ICE has become more active over the past few months, increasing their arrests by a staggering 32.6 percent only a few weeks after Trump assumed the presidency. Under the Obama administration, federal agents were directed to focus on serious criminals  — now, empowered by the new administration, ICE is increasingly merciless in its efforts to deport undocumented immigrants, even those with no criminal record. “Before, we used to be told, ‘You can’t arrest those people,’ and we’d be disciplined for being insubordinate if we did…Now those people are priorities again,” a 10-year veteran of the ICE agency admitted to The New York Times.

Guzman’s arrest highlights the limits of local authority regarding immigration matters. Even though the Ithaca Police Department is prohibited by sanctuary city legislation from assisting in federal immigration activities, ICE and other agents are still very capable of operating unaided inside the Ithaca limits, as evidenced by last week’s events. Although Ithaca’s decision to adopt sanctuary city status is commendable, we cannot allow ourselves to become complacent — the work is far from over.

More than 300 residents, Cornell students and local officials rallied at the Bernie Milton Pavilion in downtown Ithaca on Wednesday, the day after U.S. Immigration and Customs Enforcement officers arrested a man who they said is in the country illegally.

Cameron Pollack / Sun Photography Editor

More than 300 residents, Cornell students and local officials rallied at the Bernie Milton Pavilion in downtown Ithaca on Wednesday, the day after U.S. Immigration and Customs Enforcement officers arrested a man who they said is in the country illegally.

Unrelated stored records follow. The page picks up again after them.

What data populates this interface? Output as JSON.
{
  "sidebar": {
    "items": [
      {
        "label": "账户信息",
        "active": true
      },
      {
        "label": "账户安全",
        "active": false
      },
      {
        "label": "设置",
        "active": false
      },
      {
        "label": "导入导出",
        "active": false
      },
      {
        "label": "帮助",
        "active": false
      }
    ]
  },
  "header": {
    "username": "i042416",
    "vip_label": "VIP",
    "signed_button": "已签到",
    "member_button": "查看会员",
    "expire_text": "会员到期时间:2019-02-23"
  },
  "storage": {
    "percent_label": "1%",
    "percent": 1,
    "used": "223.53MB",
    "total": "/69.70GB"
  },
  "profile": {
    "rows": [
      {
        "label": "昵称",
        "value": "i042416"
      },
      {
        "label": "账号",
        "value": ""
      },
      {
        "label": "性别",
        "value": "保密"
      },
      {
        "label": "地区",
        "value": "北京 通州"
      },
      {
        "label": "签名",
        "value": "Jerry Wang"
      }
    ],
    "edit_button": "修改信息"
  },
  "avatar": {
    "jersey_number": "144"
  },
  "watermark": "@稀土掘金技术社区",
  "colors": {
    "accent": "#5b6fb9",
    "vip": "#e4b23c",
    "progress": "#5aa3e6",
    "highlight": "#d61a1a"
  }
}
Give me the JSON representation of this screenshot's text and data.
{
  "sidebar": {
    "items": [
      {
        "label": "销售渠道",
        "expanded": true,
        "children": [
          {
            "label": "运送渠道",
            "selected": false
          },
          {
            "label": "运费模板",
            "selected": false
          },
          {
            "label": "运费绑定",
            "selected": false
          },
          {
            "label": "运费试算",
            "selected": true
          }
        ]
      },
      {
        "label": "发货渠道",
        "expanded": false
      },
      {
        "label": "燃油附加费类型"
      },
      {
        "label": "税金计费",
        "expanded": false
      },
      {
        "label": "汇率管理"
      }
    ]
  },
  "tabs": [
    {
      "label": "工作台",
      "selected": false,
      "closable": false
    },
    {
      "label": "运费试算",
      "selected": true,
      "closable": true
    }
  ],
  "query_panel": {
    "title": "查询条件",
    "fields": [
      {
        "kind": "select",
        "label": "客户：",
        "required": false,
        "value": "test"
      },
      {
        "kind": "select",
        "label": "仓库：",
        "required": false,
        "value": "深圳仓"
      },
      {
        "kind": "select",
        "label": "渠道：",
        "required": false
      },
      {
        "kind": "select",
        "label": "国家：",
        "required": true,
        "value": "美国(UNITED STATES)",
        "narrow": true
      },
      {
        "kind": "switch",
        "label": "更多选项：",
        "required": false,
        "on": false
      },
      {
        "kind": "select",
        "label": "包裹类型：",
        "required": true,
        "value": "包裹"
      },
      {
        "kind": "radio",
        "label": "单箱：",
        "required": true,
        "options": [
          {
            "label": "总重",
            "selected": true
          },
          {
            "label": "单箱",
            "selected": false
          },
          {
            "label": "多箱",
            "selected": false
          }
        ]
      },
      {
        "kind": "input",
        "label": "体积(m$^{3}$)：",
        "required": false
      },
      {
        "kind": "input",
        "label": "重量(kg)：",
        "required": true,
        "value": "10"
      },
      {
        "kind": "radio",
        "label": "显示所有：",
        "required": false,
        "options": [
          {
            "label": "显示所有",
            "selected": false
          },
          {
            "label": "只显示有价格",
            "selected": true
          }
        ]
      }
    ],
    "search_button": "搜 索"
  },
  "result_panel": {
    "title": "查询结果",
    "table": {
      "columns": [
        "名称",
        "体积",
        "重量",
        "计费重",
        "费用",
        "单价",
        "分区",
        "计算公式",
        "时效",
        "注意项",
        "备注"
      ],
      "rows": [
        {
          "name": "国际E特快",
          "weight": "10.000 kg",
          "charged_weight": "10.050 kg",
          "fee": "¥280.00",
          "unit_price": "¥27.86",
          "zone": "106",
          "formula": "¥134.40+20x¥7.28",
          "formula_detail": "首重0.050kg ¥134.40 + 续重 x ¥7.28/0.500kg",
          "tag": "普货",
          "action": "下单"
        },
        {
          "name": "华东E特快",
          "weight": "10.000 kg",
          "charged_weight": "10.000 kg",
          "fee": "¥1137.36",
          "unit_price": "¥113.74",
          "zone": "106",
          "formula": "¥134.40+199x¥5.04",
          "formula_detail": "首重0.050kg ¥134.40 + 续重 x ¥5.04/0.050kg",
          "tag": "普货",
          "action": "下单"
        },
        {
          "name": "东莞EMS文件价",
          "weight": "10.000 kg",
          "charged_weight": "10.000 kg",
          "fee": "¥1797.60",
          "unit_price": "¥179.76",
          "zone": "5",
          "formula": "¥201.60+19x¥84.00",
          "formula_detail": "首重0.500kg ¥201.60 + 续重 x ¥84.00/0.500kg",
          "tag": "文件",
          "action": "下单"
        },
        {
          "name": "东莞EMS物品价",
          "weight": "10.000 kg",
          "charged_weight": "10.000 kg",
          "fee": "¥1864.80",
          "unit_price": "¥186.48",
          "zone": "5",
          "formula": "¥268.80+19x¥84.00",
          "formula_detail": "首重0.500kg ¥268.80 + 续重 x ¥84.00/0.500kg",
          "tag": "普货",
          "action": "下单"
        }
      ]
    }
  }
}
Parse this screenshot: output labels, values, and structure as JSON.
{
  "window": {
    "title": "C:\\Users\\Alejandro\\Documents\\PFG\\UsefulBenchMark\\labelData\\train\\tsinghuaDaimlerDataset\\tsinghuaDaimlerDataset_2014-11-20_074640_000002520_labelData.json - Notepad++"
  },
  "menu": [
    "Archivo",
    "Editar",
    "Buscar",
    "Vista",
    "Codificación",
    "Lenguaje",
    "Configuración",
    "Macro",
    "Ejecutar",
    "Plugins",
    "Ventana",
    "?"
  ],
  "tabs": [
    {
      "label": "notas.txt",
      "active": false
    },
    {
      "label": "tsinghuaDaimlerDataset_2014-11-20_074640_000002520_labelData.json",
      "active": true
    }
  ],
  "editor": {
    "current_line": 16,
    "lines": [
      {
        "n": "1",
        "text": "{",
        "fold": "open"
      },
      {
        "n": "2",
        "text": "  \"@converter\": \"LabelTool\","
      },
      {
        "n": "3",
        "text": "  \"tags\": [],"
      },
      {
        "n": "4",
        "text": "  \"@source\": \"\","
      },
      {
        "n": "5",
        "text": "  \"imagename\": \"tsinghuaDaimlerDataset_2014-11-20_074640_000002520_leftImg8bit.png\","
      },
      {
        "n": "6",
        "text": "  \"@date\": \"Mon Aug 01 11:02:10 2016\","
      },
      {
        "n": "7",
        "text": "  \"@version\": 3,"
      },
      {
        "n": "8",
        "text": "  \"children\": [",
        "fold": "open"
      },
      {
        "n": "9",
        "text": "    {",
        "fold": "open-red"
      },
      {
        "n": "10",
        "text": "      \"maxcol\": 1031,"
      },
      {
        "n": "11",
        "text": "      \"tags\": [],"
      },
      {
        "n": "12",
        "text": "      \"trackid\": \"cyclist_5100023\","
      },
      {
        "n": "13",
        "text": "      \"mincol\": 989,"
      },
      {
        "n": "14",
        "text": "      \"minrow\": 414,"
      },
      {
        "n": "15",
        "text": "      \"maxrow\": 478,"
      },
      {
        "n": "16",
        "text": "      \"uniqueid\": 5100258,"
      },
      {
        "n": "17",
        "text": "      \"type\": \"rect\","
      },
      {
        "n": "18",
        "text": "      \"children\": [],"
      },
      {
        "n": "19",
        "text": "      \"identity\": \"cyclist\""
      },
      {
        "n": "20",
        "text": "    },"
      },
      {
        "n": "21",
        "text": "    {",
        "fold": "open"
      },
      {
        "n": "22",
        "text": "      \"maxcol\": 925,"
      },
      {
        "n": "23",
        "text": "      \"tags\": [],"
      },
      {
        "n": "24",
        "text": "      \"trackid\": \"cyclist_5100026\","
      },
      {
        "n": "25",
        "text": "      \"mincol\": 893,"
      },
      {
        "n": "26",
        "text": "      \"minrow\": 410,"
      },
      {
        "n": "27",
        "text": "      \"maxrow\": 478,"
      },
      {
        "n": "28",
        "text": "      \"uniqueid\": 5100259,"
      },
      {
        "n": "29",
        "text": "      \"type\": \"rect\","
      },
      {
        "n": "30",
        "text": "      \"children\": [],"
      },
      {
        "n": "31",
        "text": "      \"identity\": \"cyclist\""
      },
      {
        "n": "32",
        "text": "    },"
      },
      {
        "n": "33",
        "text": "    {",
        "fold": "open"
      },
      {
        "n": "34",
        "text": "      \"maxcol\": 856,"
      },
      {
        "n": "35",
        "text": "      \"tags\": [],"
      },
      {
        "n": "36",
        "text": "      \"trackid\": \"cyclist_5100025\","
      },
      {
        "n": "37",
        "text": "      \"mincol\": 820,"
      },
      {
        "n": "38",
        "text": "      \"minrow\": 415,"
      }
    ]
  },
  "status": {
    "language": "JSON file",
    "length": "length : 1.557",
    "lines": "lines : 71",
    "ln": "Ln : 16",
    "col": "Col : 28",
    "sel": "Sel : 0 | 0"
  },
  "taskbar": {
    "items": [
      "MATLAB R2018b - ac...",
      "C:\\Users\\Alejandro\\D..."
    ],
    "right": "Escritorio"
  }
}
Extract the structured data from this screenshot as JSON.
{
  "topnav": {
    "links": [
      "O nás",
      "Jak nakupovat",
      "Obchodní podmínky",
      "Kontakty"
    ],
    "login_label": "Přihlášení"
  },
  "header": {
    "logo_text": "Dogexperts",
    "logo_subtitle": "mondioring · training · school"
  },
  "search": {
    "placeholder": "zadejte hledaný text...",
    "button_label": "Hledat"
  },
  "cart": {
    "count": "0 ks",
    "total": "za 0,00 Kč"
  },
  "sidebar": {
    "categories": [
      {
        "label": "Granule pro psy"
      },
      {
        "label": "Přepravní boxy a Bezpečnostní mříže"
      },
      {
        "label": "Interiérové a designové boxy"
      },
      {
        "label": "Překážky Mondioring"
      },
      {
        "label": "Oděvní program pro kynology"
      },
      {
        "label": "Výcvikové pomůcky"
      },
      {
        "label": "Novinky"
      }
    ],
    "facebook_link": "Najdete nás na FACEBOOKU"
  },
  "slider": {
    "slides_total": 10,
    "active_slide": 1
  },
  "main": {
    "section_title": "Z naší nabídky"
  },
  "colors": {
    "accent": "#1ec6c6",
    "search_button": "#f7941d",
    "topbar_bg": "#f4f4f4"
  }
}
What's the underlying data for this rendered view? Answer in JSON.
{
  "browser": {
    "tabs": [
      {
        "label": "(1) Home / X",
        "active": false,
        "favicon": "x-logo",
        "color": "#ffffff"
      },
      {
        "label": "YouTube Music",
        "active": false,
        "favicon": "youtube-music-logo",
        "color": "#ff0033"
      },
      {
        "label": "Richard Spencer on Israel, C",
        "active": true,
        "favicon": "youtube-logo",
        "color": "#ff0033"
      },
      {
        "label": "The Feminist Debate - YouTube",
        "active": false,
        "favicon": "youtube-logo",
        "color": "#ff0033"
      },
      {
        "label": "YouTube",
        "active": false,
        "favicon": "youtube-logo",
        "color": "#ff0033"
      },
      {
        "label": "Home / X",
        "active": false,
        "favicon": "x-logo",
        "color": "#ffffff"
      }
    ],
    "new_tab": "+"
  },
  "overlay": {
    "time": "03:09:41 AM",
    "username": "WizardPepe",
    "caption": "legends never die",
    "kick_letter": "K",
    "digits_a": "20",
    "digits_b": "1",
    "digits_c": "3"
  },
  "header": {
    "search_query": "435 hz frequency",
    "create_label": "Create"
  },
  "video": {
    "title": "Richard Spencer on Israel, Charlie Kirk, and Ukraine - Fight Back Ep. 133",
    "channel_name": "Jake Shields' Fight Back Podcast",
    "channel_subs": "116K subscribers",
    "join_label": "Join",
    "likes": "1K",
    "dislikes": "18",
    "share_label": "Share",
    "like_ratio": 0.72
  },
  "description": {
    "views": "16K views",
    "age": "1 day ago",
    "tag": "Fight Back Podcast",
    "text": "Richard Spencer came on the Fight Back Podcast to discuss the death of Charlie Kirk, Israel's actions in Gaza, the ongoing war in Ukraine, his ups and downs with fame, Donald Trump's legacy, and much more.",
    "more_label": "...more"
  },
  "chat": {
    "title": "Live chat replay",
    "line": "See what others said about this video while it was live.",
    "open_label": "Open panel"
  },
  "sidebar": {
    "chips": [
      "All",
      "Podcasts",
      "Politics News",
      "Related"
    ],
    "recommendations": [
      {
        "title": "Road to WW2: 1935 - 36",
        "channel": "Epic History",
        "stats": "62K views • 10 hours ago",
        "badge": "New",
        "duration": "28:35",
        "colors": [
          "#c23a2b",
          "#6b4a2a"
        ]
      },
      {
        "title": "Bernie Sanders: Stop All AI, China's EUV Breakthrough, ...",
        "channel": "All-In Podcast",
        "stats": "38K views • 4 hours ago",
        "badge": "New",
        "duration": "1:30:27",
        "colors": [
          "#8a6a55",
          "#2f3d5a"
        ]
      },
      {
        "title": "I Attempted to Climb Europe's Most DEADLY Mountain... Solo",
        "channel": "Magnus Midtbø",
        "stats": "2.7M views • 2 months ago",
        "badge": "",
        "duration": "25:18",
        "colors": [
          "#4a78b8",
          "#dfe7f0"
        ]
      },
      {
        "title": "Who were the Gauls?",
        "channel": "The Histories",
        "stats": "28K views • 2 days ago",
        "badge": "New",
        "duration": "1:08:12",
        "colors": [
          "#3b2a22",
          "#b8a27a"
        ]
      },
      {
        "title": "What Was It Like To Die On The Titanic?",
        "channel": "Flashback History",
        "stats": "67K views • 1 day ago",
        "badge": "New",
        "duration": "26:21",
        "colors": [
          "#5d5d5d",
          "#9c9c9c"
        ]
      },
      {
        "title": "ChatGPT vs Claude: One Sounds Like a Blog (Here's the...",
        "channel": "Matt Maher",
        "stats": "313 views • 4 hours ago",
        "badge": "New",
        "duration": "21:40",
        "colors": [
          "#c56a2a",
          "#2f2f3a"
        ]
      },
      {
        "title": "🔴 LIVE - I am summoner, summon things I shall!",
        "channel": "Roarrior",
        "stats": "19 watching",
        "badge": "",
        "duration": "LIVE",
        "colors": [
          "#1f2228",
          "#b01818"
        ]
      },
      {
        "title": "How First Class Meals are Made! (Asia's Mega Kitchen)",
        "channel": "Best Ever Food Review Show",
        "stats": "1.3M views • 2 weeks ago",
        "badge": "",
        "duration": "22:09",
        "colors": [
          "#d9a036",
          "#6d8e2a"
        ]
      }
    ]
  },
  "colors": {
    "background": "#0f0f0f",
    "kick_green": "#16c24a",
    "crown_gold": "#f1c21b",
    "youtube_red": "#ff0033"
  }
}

The Ithaca and Cornell community quickly organized a rally in support of Guzman the day following the arrest — students, faculty and Ithaca locals came together to express their fears and concerns. We need more of this type of activism; every protest is a clear demonstration that such aggressive efforts by ICE to deport immigrants will not be tolerated. The next task for the community is to put Guzman in touch with his lawyer, who has been prohibited from seeing him since his arrest.

ICE’s actions have taught us not to take the safety of our friends and acquaintances for granted; we must involve ourselves in more discussions about what we can do to uphold the security of students. We need to empower not only each other, but the entire Cornell community to take a firmer stance on sanctuary status. We cannot let this arrest divide us or send us into a state of panicked chaos; we must make it clearer that ICE is unwelcome and that we will do all we can to fight for “any person, any study.”

  • MILO

    If you love having illegals coming here, why don’t y’all move to Central America?

  • Will

    This editorial is completely absurd. First, Guzman was not a student. He is someone previously arrested for a stabbing incident who is in this country illegally. Second, have all those protesting his arrest ever heard of federalism? The US government has the right to operate throughout the country. A municipality cannot restrict the national government. I wonder how many demanding the ouster of ICE from Ithaca were upset when the Obama administration interfered with the State of North Carolina in its public safety efforts. It is laughable to see the “any person, any study” mantra used to justify every liberal cause imaginable, even those that are illegal.

    • MILO

      Liberals reek of hypocrisy when just a few years back they applauded King Obama’s big-government dictatorship.

  • Dr. Necessitor

    Barbara Jorden

    Below are the words of Texas Democratic Congresswoman Barbara Jordan (1936 –1996). Some background: Ms. Jordan was the first black person elected to the Texas Senate after Reconstruction and the first southern black woman elected to the U.S. Congress. Rep. Jordan was appointed Chair of the U.S. Commission on Immigration Reform by President Clinton. In 1995, after the Commission released its findings and recommendations, Rep. Jordan was called to testify before Congress on the issue of immigration and this formerly poor, black, empathetic, brilliant Democrat gave the following statement on immigration policy:

    “Those who are supposed to get in, get in; those who should be kept out, are kept out; and those who should not be here will be required to leave. The top priorities for detention and removal, of course, are criminal aliens. But for the system to be credible, people actually have to be deported at the end of the process.”